Callum Angus is a trans writer based in Portland, Oregon, and A Natural History of Transition is his debut book. Published by Montreal’s Metonymy Press, the collection feels almost too cohesive to mark the eight short stories as disparate tales. Though they are differentiated by their length, stylistic, and genre affiliations, they’re snugly bound together by their conceptual intent. Winding through each are portrayals of transness that intend to leave behind the limiting ways in which we typically conceive of, argue about, and politicize it in today’s world.
Though the stories don’t explicitly engage with modern politics, burrowing instead into alternate histories, magic, and the supernatural, A Natural History of Transition is bound up with modern discourses and politics. Stories of transitions that transcend the realm of possibility – women becoming rock formations, children becoming swarms of bugs – invite the reader to reflect upon the limiting and linear ways in which we conceive of transition in the real world.

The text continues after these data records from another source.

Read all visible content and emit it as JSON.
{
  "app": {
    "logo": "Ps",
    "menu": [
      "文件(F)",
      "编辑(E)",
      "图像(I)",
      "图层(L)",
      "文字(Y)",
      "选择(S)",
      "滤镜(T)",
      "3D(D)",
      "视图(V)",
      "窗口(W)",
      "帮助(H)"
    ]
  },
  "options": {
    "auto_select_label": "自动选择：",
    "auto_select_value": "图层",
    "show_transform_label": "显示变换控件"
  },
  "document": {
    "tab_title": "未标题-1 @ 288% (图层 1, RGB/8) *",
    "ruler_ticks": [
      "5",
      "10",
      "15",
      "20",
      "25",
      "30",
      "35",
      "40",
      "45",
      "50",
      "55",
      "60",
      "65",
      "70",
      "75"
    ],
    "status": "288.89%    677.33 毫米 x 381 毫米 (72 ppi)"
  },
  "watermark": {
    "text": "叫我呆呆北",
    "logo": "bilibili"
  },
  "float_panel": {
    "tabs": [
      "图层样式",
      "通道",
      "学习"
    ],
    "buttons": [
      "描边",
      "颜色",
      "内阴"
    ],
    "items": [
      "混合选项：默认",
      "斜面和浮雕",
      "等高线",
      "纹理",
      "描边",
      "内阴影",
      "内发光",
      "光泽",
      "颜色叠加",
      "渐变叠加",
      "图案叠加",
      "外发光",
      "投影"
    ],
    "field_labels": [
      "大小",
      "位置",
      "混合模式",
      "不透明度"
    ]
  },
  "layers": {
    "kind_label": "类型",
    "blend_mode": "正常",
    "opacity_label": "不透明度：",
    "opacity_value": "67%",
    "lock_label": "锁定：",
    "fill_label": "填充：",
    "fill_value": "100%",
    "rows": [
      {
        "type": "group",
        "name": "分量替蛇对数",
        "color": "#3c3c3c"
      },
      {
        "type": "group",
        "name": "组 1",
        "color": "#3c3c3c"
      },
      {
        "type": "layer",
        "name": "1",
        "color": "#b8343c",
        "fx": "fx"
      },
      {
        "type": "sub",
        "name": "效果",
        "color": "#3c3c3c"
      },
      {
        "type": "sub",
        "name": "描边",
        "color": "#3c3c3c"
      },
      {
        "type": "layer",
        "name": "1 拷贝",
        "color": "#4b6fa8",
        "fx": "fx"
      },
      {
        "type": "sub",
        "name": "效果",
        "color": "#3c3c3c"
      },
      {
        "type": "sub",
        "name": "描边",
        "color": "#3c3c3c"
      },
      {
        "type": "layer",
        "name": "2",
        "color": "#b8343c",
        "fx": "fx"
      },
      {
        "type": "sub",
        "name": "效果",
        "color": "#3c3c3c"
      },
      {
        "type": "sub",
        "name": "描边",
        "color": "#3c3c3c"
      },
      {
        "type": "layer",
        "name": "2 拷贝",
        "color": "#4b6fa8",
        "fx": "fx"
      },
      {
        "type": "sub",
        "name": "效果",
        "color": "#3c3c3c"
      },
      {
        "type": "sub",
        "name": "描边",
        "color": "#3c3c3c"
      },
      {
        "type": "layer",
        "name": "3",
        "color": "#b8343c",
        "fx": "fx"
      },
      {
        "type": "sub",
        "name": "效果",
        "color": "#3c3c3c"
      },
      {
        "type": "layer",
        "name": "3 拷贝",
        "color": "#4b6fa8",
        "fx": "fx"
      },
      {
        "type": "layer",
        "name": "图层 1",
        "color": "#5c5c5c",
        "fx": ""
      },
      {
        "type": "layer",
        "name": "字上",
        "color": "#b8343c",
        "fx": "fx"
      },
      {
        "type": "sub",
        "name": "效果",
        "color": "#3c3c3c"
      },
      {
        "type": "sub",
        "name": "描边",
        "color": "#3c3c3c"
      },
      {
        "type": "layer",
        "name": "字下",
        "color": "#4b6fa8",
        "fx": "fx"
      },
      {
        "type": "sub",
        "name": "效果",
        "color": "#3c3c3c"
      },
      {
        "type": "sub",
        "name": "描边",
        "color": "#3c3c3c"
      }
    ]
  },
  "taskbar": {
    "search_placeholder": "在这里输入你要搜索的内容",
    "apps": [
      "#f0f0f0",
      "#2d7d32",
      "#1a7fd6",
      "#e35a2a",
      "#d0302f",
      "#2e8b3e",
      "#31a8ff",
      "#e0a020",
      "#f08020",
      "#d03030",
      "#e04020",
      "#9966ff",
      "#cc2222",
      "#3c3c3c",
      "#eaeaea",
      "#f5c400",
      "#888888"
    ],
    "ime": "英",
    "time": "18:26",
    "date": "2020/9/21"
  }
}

Angus abdicates from these real-world conceptions by setting transness instead against narrative landscapes that are simultaneously natural and supernatural. Nature is always present and tangible as the reader is directed to observe birds’ migratory patterns, insect swarms and plagues, rivers, mountains. The ever- shifting, ever-evolving, cyclical, and contextual elements of the natural world envelop the stories of transition that are intertwined with it.
A Natural History of Transition
Angus’s prose can be soothingly poetic or eerily illuminating, but he can falter with that balance when he’s not given enough breathing room. The shorter stories, like “Rock Jenny” or “The Swarm,” don’t fill into themselves completely and can leave the reader wanting for more. They can feel a bit like workshopped experiments, not quite ready to be plucked from their still-ripening skin.
Through the longer stories, however, Angus’s abilities as a writer and storyteller are given ample room to stretch out and create mystifying, captivating narratives. “Winter of Men” focuses on a strange convent in America of the late 1600s, one in which something curious is happening in relation to gender. This genre of LGBTQ+ period piece isn’t particularly new, but by focusing on colonial interactions with Indigenous people and how religion and women were involved in settler colonialism, a new and nuanced perspective is brought to the subject matter.
In the title story, a trans person returns home to their small town after many years of estrangement to follow through on a familial duty. This is a familiar narrative form that’s been taken up by many other trans writers. Angus toys with the tradition by moving the narrative into a place of supernatural horror, surprising the reader with genuinely frightening scenes painted with a terse prose that communicates anxiety and unease excellently.
Though at times uneven, A Natural History of Transition is overall a beautiful and mystifying collection of stories that arrives at a time when it’s much needed. Recuse yourself from transphobic polemics and absorb yourself instead in stories that seek to discuss transness in a more freeing way, unconcerned with the boundaries of the real and everyday.mRb